START INFORMATION
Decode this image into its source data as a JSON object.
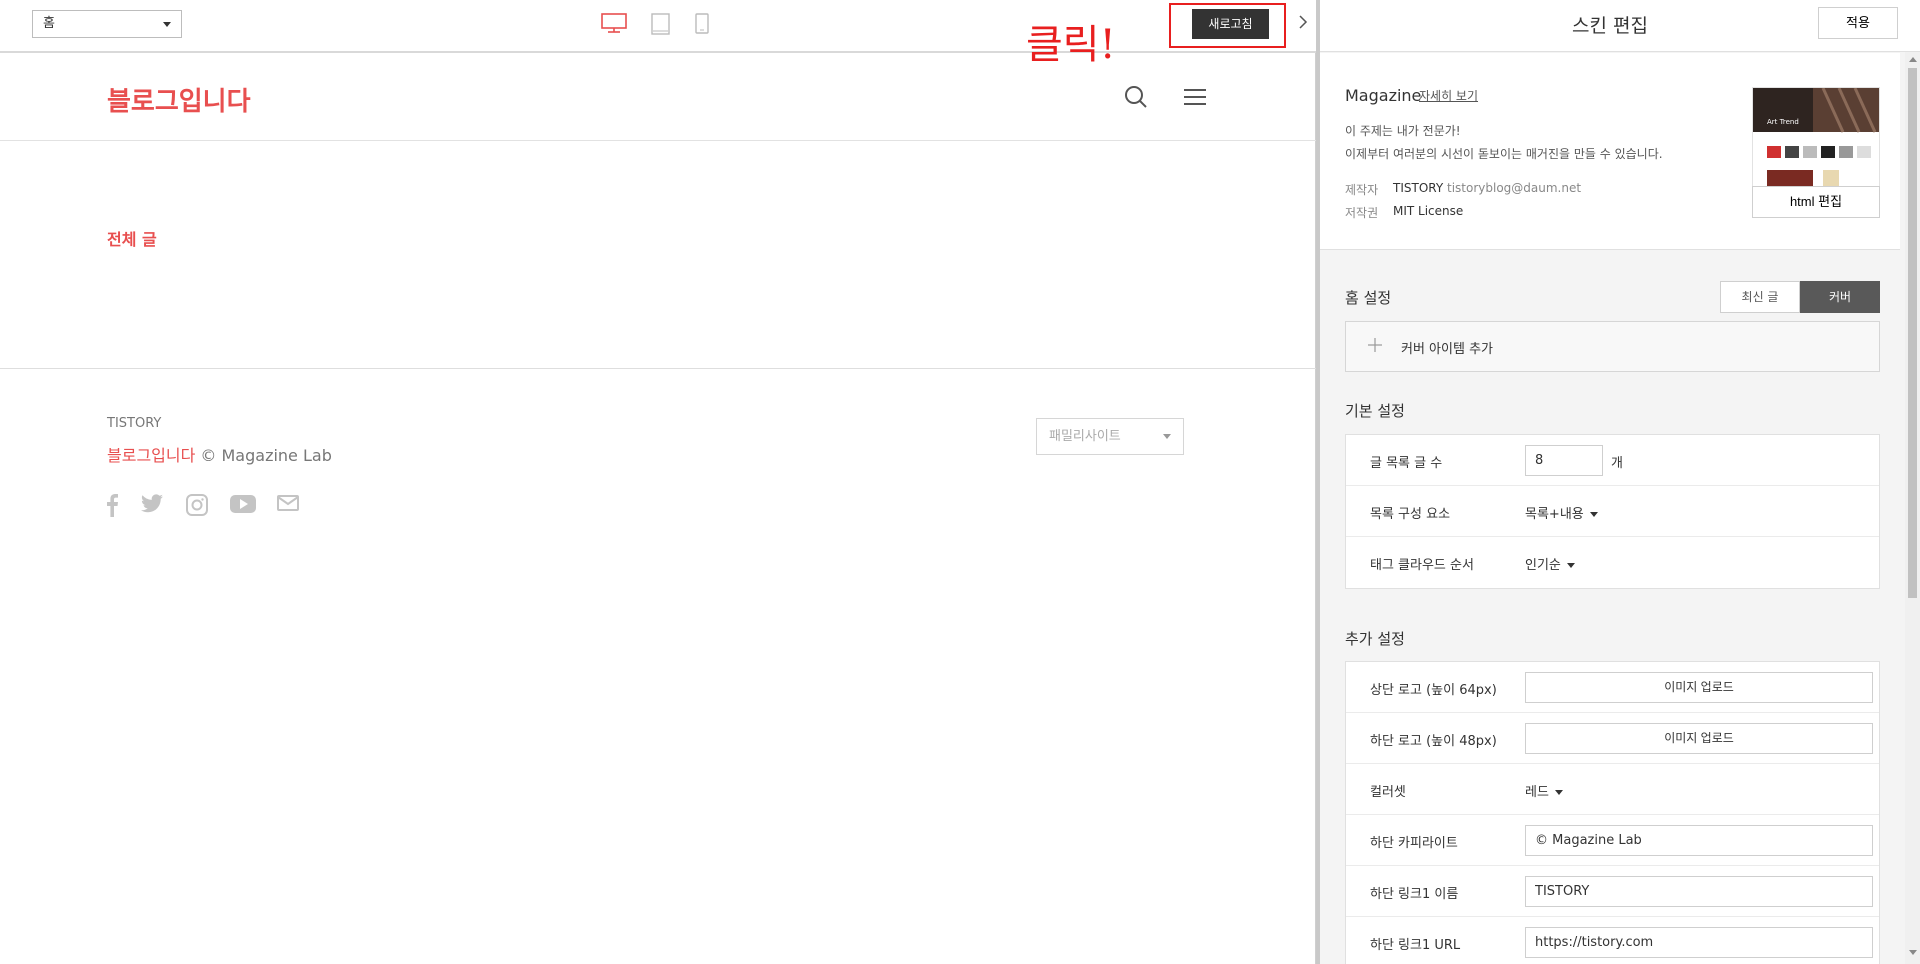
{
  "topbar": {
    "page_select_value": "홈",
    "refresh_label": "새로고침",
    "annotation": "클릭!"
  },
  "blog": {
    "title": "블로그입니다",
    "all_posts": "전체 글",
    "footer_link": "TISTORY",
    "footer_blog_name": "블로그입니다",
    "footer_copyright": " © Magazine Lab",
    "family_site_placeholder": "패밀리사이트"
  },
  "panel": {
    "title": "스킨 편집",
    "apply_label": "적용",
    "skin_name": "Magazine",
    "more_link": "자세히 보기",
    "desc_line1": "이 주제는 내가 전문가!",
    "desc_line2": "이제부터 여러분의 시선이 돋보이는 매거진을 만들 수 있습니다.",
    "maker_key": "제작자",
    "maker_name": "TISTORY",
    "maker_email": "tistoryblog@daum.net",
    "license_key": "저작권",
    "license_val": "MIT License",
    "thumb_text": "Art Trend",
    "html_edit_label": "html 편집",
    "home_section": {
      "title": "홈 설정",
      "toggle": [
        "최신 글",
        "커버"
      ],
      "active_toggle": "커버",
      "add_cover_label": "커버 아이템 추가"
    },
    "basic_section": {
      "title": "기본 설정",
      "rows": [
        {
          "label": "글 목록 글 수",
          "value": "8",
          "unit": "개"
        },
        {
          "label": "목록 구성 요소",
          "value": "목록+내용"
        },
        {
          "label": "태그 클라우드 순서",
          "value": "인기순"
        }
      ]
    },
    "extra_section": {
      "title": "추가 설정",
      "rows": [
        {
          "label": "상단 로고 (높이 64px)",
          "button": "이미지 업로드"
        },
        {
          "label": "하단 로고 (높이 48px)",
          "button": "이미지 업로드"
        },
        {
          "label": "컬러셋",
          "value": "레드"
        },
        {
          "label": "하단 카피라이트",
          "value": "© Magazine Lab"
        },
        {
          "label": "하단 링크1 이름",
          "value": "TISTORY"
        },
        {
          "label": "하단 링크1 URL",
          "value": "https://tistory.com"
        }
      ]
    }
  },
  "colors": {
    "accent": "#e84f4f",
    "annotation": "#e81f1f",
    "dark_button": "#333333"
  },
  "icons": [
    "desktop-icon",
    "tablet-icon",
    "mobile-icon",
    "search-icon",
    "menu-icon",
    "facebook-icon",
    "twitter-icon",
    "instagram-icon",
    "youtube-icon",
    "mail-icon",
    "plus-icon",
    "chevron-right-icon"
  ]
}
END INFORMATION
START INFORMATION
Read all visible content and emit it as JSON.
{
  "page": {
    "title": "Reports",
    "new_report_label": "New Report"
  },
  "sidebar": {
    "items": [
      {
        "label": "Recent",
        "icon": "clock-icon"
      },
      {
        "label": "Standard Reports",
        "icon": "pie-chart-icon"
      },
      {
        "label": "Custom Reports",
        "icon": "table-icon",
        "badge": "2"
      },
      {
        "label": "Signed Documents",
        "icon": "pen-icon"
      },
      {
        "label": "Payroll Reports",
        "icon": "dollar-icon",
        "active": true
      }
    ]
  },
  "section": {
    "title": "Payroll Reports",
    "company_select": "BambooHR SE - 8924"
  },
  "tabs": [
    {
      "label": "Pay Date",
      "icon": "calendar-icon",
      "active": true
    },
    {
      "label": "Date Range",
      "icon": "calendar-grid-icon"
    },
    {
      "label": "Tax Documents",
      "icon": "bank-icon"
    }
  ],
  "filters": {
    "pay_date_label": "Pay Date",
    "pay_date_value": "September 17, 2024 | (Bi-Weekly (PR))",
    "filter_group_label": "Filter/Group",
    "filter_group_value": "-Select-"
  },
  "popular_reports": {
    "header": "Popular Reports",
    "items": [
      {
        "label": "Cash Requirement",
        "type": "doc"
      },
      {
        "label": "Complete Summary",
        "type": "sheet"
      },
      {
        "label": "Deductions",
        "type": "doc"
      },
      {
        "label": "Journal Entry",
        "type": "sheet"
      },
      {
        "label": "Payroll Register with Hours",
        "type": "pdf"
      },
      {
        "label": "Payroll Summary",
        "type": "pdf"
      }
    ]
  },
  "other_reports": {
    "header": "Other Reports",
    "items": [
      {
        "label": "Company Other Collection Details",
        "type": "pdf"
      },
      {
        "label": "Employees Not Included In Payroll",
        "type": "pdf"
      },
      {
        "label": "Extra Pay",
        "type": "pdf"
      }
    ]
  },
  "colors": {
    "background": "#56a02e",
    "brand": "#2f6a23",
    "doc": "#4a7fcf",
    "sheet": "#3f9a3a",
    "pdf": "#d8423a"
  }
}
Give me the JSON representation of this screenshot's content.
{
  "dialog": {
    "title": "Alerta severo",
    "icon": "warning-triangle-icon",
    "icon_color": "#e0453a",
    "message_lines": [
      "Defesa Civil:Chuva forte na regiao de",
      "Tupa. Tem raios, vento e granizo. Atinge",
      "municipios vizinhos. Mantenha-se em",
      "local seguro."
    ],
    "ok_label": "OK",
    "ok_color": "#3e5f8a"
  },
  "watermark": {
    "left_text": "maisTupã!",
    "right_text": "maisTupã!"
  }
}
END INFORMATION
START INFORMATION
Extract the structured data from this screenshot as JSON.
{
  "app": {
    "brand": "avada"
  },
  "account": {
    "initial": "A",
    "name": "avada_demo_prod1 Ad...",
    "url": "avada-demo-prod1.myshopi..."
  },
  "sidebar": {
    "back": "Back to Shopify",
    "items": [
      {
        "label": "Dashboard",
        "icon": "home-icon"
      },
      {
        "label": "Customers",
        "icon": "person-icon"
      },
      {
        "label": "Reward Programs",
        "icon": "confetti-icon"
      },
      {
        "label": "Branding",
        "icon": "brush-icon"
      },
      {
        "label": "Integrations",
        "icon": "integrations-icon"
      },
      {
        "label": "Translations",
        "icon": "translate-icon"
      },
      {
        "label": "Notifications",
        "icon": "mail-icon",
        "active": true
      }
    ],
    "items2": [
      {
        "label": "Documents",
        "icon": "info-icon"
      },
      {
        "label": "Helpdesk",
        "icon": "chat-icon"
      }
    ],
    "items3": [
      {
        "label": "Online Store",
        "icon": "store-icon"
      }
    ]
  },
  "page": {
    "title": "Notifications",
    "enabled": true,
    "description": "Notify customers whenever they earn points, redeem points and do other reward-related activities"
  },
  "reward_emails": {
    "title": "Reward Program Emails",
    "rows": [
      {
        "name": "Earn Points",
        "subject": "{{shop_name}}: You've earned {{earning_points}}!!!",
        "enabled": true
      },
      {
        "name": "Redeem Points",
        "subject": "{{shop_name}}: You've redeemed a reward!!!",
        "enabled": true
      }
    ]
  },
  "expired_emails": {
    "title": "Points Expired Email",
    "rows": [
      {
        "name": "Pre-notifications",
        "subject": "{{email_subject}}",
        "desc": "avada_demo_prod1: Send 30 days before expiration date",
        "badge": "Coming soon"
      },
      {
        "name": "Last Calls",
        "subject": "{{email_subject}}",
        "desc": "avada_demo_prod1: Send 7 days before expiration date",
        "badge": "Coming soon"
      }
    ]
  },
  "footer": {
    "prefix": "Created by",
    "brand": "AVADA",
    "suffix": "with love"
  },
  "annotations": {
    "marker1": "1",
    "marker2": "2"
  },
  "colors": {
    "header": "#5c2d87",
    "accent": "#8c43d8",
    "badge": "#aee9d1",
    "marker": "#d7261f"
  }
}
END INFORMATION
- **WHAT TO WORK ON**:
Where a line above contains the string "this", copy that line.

- **PROBLEM SOLUTION**:
Decode this image into its source data as a JSON object.
Give me the JSON representation of this screenshot's content.
Extract the structured data from this screenshot as JSON.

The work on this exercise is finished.